Oh, what have we wrought?
Perhaps this is why I haven't let it sink in: there are too many variables, too many possibilities, too many reasons to worry. In the pinball machine of my brain, theory and blame are zig-zagging so crazily I fear the cover of the machine will melt from the friction. Plexiglass dripping over levers and barriers and madly grinning clown faces, I must turn off the sound before it knocks me over too, he is fine, he is gorgeous, he is brilliant in his own time, I am not to blame.
I am to blame. At least, for this: for what he does know, for squeezing him too tight, for raising a two-year-old who happily eats blueberry blossoms and knows all the places in our yard to find the biggest raspberries. For a child who is both quick to anger and quick to giggle, keening in happiness, for this force of human nature who has become Everett's raison d'etre, for a little boy who throws no tantrum as wild as the one in which he is being denied a bike ride, who is on the cusp of both learning to calm himself and ask "pees" for his most-desirables and to climb out the bathroom window by scaling the wall with his bare toes.
Blame/no blame, I accept it all, it is me after all, me his mother, at age just-two his center, his sun and new moon, his teacher, his spiritual guide. I cannot escape my power over him, just as I cannot escape my love for him, my need to answer his cries, even when they send me over the cliff of maternal sanity. Nor can I avoid my culpability in this: not knowing, not realizing, not doing more.

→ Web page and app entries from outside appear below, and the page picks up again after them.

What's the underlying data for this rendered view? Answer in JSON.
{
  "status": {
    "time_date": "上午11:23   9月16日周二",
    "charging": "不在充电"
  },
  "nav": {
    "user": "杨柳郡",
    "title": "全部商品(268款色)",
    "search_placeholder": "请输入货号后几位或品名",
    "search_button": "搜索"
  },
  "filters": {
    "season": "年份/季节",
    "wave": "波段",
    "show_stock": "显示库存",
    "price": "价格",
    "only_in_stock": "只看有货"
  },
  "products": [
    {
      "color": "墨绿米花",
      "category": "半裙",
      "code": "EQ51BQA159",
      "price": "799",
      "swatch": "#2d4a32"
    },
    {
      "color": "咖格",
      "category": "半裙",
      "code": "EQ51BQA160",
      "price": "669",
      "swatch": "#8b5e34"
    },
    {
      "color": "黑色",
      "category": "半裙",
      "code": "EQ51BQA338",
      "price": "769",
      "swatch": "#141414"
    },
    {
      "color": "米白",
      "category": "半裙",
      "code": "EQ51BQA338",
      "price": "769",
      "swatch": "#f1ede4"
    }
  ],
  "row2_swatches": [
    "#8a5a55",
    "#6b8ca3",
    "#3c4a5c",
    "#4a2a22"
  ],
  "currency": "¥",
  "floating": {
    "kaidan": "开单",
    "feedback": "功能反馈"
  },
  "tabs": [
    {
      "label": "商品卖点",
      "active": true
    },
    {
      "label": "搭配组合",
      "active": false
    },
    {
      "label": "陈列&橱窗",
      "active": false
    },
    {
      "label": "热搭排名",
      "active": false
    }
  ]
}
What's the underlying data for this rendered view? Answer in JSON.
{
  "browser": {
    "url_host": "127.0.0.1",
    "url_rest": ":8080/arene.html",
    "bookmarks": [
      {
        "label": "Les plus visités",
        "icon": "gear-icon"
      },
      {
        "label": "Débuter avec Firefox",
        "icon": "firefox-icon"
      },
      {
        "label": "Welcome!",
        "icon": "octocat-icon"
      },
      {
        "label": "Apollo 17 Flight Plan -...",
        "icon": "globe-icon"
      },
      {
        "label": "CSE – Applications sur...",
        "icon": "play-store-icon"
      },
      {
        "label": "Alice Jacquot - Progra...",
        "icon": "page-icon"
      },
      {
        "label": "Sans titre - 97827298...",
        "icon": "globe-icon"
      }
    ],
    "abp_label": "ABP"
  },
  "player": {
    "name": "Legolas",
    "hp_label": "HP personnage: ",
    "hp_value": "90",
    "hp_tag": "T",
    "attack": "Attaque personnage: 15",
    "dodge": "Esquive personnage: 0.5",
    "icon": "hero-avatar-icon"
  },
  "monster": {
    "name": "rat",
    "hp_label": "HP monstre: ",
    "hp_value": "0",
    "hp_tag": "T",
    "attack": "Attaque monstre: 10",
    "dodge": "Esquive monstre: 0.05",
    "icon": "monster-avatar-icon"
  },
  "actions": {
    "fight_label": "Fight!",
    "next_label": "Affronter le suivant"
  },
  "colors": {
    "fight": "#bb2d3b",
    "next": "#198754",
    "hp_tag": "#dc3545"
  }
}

So I try. I struggle, I tell myself I'll call for the county's analysis, I put off calling, I read to him at night, I show him the moon when we are riding the bike and make the sign, right-hand fingers making a backward "C", looking up to the sky, telescoping. "Moon, moon, moon!" I say, and he says it back, "mooh, mooh, mooh!" so thrilled, so close to me, so culpable.